▸ **DATASET CONTENT**
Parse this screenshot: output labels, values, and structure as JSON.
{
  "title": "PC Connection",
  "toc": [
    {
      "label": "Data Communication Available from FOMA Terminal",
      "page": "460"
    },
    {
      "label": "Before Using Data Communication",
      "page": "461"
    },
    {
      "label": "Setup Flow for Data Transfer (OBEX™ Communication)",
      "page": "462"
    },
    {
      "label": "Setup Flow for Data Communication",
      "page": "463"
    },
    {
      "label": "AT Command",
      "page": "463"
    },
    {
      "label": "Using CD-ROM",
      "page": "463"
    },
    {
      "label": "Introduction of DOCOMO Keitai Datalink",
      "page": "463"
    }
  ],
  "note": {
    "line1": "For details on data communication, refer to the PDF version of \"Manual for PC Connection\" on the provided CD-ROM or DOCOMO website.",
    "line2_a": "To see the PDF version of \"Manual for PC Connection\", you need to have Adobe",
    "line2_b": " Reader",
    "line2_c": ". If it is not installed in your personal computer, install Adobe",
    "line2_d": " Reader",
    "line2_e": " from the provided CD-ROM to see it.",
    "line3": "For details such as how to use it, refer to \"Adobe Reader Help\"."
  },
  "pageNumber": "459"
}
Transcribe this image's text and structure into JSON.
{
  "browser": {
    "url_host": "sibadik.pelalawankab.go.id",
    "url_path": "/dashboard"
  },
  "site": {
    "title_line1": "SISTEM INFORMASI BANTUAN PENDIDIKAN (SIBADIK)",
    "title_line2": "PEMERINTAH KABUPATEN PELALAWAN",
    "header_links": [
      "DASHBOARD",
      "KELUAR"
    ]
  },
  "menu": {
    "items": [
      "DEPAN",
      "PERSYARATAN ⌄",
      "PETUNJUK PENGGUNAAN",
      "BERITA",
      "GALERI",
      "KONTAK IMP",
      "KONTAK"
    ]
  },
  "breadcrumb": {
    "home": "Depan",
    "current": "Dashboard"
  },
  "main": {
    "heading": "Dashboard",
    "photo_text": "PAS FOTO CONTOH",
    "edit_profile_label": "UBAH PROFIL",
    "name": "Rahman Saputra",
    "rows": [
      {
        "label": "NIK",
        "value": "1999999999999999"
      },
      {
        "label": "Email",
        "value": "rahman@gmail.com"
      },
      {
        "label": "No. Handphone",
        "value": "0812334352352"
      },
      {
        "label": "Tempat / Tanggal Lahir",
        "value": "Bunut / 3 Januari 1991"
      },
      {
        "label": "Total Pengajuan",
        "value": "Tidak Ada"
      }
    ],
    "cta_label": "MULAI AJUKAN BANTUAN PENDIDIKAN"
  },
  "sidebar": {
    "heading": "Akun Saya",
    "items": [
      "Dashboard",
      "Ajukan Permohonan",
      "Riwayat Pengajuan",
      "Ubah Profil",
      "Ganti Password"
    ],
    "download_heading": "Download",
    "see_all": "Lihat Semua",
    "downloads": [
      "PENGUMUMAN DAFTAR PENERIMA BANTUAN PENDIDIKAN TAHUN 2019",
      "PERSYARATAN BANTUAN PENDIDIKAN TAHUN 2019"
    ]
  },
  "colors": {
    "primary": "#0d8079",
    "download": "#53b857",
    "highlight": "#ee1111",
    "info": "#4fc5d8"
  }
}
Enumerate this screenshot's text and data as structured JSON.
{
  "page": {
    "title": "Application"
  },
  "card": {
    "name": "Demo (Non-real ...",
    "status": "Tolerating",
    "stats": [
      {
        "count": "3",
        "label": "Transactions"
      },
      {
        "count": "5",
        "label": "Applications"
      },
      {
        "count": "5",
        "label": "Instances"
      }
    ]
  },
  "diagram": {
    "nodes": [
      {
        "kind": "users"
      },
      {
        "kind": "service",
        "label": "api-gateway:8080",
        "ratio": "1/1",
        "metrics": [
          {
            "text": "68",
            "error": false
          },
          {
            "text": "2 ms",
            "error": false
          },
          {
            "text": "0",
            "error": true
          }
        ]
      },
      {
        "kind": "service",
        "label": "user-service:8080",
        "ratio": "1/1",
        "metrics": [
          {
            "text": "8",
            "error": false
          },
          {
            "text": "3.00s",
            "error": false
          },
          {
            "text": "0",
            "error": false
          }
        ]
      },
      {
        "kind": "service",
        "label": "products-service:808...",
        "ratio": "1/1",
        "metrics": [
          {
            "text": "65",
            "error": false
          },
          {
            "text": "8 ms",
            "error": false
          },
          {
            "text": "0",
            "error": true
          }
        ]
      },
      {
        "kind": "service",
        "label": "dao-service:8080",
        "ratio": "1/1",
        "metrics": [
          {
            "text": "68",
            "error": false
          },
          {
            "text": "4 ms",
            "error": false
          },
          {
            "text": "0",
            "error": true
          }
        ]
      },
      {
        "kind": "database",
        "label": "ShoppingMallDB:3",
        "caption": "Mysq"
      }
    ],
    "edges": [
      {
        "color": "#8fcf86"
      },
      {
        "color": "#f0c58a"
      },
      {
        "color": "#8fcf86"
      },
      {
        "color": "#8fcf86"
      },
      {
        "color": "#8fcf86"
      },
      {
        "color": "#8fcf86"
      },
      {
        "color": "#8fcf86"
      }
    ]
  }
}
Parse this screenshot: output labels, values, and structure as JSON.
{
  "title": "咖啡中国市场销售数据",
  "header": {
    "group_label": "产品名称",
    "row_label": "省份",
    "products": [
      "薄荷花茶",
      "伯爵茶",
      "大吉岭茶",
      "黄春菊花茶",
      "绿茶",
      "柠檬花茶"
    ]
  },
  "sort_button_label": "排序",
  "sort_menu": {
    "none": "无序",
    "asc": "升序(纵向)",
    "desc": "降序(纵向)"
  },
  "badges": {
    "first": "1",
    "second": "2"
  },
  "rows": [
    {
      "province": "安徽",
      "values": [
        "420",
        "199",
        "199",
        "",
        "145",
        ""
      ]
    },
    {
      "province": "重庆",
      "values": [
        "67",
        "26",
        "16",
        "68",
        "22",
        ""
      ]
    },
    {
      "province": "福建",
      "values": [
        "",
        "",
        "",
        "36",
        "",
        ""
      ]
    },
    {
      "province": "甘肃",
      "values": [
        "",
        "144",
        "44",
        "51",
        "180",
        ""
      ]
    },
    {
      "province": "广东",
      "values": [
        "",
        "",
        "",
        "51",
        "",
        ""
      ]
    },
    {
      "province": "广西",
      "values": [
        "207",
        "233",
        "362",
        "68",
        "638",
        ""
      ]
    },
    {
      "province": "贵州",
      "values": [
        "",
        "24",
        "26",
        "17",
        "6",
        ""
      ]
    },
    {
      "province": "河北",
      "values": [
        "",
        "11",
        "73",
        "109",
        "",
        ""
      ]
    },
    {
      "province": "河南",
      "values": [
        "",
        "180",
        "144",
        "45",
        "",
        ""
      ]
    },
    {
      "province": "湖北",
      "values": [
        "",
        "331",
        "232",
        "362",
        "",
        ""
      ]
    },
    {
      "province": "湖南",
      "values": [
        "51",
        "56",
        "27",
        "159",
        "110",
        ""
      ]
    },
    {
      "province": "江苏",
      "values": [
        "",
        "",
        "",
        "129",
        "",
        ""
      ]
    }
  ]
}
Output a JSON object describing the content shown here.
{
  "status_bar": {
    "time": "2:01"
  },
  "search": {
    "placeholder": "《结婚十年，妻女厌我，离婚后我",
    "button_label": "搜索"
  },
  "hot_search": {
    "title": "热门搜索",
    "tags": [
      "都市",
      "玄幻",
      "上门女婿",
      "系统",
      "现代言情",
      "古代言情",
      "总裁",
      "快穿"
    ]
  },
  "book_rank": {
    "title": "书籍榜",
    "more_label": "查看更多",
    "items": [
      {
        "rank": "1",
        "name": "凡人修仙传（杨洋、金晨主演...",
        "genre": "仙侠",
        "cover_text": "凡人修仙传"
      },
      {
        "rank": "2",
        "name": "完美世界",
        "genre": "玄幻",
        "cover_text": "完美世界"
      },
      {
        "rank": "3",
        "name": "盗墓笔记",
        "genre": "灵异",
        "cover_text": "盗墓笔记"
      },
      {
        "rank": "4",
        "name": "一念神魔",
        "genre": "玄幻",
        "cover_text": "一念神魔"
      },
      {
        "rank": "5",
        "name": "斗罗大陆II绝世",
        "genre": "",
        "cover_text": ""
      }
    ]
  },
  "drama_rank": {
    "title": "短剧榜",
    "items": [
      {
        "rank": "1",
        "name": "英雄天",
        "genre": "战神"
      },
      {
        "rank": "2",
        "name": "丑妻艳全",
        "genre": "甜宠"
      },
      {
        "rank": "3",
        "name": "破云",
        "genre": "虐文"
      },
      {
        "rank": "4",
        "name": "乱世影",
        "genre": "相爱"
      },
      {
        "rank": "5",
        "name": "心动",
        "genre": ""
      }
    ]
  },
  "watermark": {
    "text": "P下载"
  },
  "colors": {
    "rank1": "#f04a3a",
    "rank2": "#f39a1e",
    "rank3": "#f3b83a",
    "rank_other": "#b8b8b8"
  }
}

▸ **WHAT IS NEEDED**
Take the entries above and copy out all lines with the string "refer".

▸ **SOLUTION**
    "line1": "For details on data communication, refer to the PDF version of \"Manual for PC Connection\" on the provided CD-ROM or DOCOMO website.",
    "line3": "For details such as how to use it, refer to \"Adobe Reader Help\"."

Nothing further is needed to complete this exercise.